“Emerald City,” as Seattle is known, earns its nickname from the lush, evergreen forests that surround the cultural capital of the Northwest. While the city offers a number of popular sites for visitors to enjoy, from the Space Needle to Pike Place Market, the stunning nature at every turn on one of several day trips from Seattle is what sets it apart from other American destinations.
Nature lovers will delight in the wonders of the Northwest including hills, lakes, rivers, sounds, mountain ranges, rocky coastlines, and roads that wind their way through seemingly endless forests. A drive from Seattle will also take you through vineyards, waterfront towns, and former logging outposts, with plenty to do and see along the way.
The area's most famous landmark and enduring sight from Seattle, the snow-capped Mount Rainier, entices road hikers as the perfect getaway from the city. For one of the most scenic routes, start in the country town of Enumclaw, which also serves as the gateway to a number of state and national parks.
Head east on the Chinook Scenic Byway (Highway 410), where the plateau's dotted horse and dairy farms—formed from ancient volcanic mudflats—give way to dense forests of tall and gradual fir and rising in height. The road parallels closely with the White River as you enter the Mount Baker-Snoqualmie National Forest and then Mount Rainier National Park, leaving all signs of civilization in the rearview mirror.

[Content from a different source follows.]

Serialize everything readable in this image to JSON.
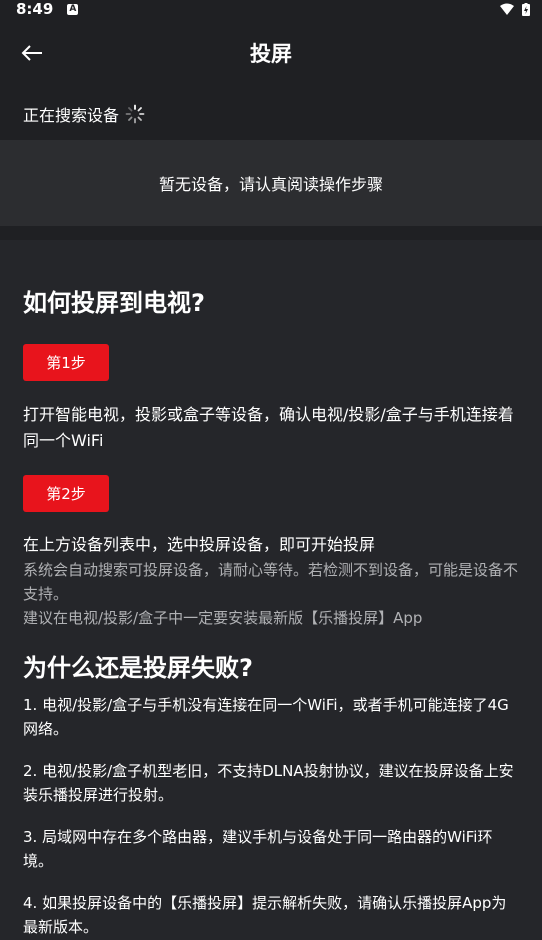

You will soon travel through the Cayos Pass and into the Stevens Valley, along the back of Mount Rainier. It's a rugged area of the park, with plenty of stops, and offers great views of the surrounding mountains, deep rocky valleys and picturesque waterfalls. Park your car at one of the many roadside stops for a short scenic walk. After reaching the aptly named paradise, the path begins to straighten as you descend slowly, heading west and north back toward the city.
For another excellent drive, look west from Seattle and you'll find a jumble of islands and the vast and rugged wilderness of the Olympic Peninsula. The 3,600-square-mile land mass consists of several state and national parks, the most prominent of which is Olympic National Park. Then north and west to the coastal city of Port Angeles, which was a former logging center. One option is to stay along the coast on the Juan de Fuca Strait Highway (Highway 112), navigating through jagged cliffs and cedar forests, with views of Vancouver Island across the Juan de Fuca Strait.
Otherwise, turn south and circle through the million-acre Olympic National Park on the Olympic Highway (Highway 101). You'll pass through old-growth rainforests with great views of lakes and mountain streams, and rugged, ice-capped peaks, with a chance to stop along the way and relax in the natural hot springs.
Another scenic day trip option east of Seattle begins on Stevens Pass (Highway 2) and meanders to the central section of the Cascade Range and Woods Towering pine, spruce, fir and cedar. The route follows the South Fork Skykomish River as you pass through mountain villages, with many scenic spots that make great stops, including a half-mile trail to Boundaries Falls.
You'll pass near Lake Wenatchee as you cruise through Tumwater Canyon along the Wenatchee River, eventually arriving at the Bavarian town of Leavenworth in the shadows of the east side of the Cascade. The festive tourist town features the Nutcracker Museum and restaurants serving steak and sausage, with a range of events offered throughout the year.
With stunning scenery and plenty of local culture, a road trip across the Pacific Northwest is sure to be amazing. Before connecting Seattle to your GPS, take a minute to review your car insurance and make sure you have the coverage you need.